ATHENS — Georgia doesn’t have a marquee bowl this year, it’s not visiting a tropical area, and it’s not playing a traditional powerhouse. But the story line is quite inviting.
Less than a year after defensive coordinator Todd Grantham left Georgia for Louisville, the two teams will play each other. The Bulldogs and Cardinals were chosen to play in the Belk Bowl at 6:30 p.m. on Dec. 30 in Charlotte, North Carolina.
Both teams are ranked — Georgia is No. 13 in the AP poll and Louisville is No. 20 — and both are 9-3.
“It’s going to be a great challenge to compete with Louisville, period, but certainly Todd has done a very, very good job there,” Georgia head coach Mark Richt said. “So we’re looking forward to the game.”
Grantham spent four years as Georgia’s defensive coordinator, the highlight being the 2011 season, when his defense was among the nation’s best. But things went down from there, and the defense struggled enough last year that Grantham’s job was on the line. Richt retained him, but when Grantham was offered a raise to join Bobby Petrino’s staff at Louisville, he jumped on it.
The move appears to have worked out for both teams. Grantham had a great regular season as Louisville’s defense ranks sixth in the nation this year. Georgia’s defense, under Jeremy Pruitt, is 18th in the nation, but that’s a vast improvement from 45th last year under Grantham.
“From what I’ve seen of them they have been outstanding, and when you do look at the statistical data ... just very, very impressive,” Richt said of Louisville’s defense. “They do a super job of a lot of things besides just stopping the run.”
Grantham ruffled some at Georgia at his Louisville introductory news conference when he called his defense the “backbone” of Georgia’s SEC East championship teams in 2011 and 2012. The defense was indeed strong in 2011, but the next year the offense was stronger.
Richt and offensive coordinator Mike Bobo have been careful not to return the fire. The furthest Richt has gone was saying the overhaul in defensive staffs proved to be a good thing.
And Richt did his best Sunday night to avoid saying anything much about Grantham. Asked if any current Georgia defensive players who played for Grantham would have any more fire for this game, Richt deferred.
“I guess you’ll just have to ask them when the time comes,” Richt said. “One thing we’ve done is we’ve competed extremely well every game and we’re gonna expect that from our guys, and they expect it, too.”
Two of Grantham’s former Georgia players joined him at Louisville: safety Josh Harvey-Clemons after he was dismissed at Georgia, and cornerback Shaq Wiggins after he transferred due to a personality conflict with Pruitt.
Harvey-Clemons and Wiggins are redshirting and not playing this year. But Grantham will be calling Louisville’s defensive plays on the other sideline.
Oh, and the Cardinals are coached by Petrino, the former Atlanta Falcons head coach who infamously left the Falcons before the season was over to take the Arkansas job.
Meanwhile, Georgia — which just more than a week ago still had hopes of making the College Football Playoff — finds itself in what has been regarded as at best mid-tier bowl.

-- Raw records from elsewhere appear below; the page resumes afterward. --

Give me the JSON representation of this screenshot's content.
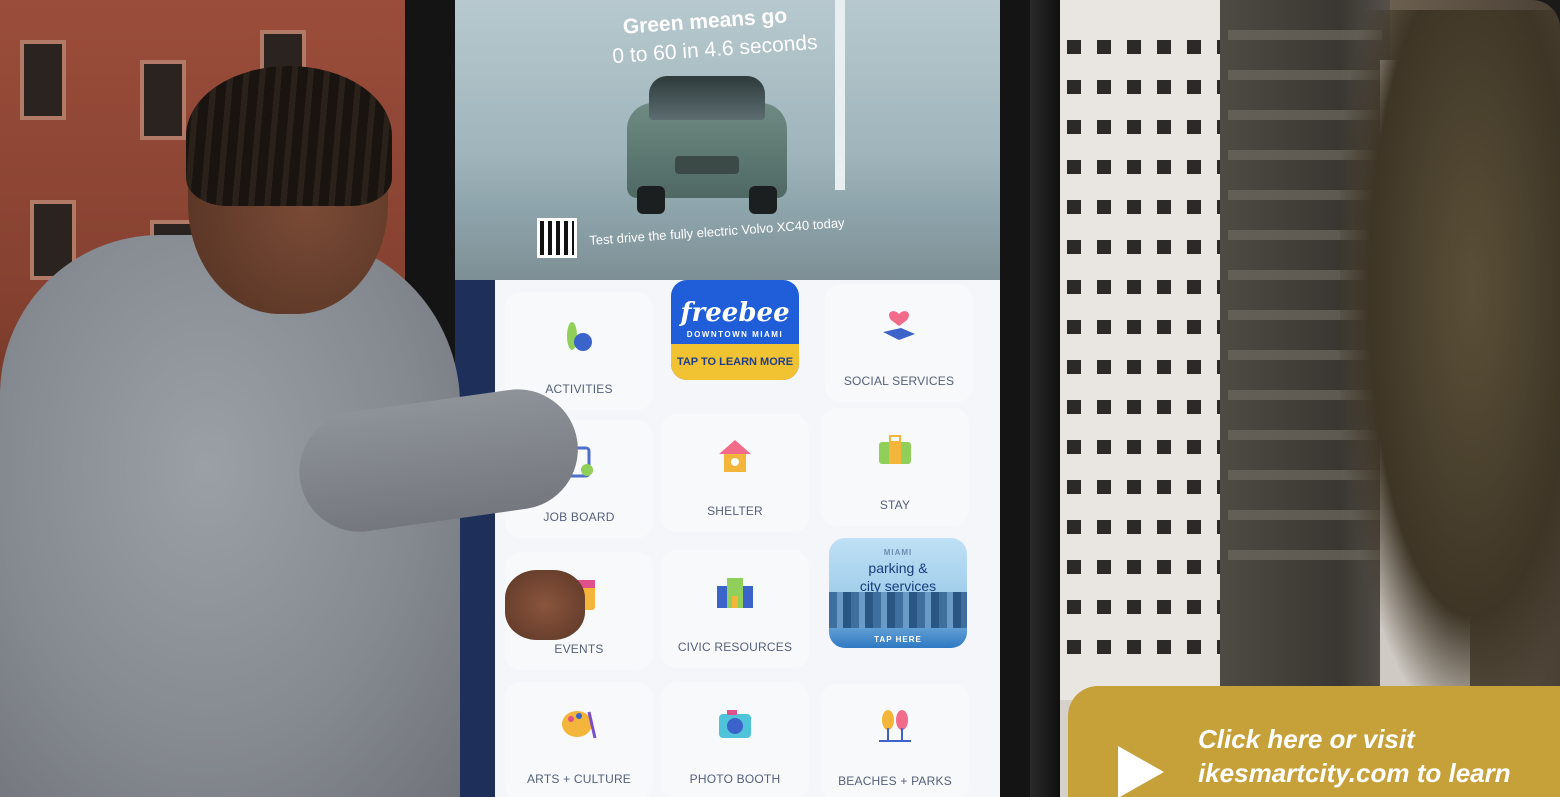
{
  "ad": {
    "headline": "Green means go",
    "subhead": "0 to 60 in 4.6 seconds",
    "cta": "Test drive the fully electric Volvo XC40 today"
  },
  "tiles": {
    "activities": "ACTIVITIES",
    "freebee_logo": "freebee",
    "freebee_sub": "DOWNTOWN MIAMI",
    "freebee_tap": "TAP TO LEARN MORE",
    "social_services": "SOCIAL SERVICES",
    "job_board": "JOB BOARD",
    "shelter": "SHELTER",
    "stay": "STAY",
    "events": "EVENTS",
    "civic_resources": "CIVIC RESOURCES",
    "parking_l1": "parking &",
    "parking_l2": "city services",
    "parking_tap": "TAP HERE",
    "arts_culture": "ARTS + CULTURE",
    "photo_booth": "PHOTO BOOTH",
    "beaches_parks": "BEACHES + PARKS"
  },
  "banner": {
    "line1": "Click here or visit",
    "line2": "ikesmartcity.com to learn"
  },
  "colors": {
    "banner": "#c6a13a",
    "freebee_blue": "#1f5ed8",
    "freebee_yellow": "#f1c232",
    "sidebar_navy": "#1e2f5a"
  }
}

The Belk Bowl used to be the Meinecke Car Bowl, which did not previously have an SEC affiliation and had less prestige under the old bowl system.
But the bowl has more prestige now, argued Georgia athletics director Greg McGarity. The Belk and Texas bowls have replaced two of the SEC-affiliated bowls (Peach and Cotton) that moved up to playoff/top tier status this year.
And prestige aside, McGarity added, after the top tier bowls and the Citrus Bowl, the SEC put no pecking order on the six other bowls. So while it’s true that the Citrus shunned Georgia, it’s not true that the Outback or other bowls did.
“There may be people that think there are lobbying efforts or lack of lobbying. Those days have gone. Those days have disappeared,” McGarity said. “It’s almost having to re-program people on the selection process. Because the perception some people have that you fell spots is just not accurate any longer.”
The Belk Bowl will be one of 10 bowls this year, out of 39, that has two ranked teams competing against each other.
McGarity suggested a number of story lines for the game, in addition to Grantham. Georgia has never played in Charlotte. It’s also a chance to earn a 10th win for the 21st time in program history (and ninth under head coach Mark Richt), and then there’s “a legitimate shot” of finishing in the top 10, depending on how other teams fare.
“One thing that’s promising is you’re playing a ranked opponent, that’s lost three hard-fought games,” McGarity said. “You have a level of familiarity between the two programs from a coaching standpoint. So I think there are a lot of positives. It’s a game where our fans can get to very easily. And again, playing a top 25 team in an NFL venue, and we’ve never played there before. So there’s a lot of newness.”
Louisville and Georgia have two common opponents this year. Georgia beat Clemson in the season opener, 45-21, while the Cardinals lost 23-17 in Death Valley on Oct. 11. Both teams beat Kentucky, Georgia in Lexington, Louisville at home.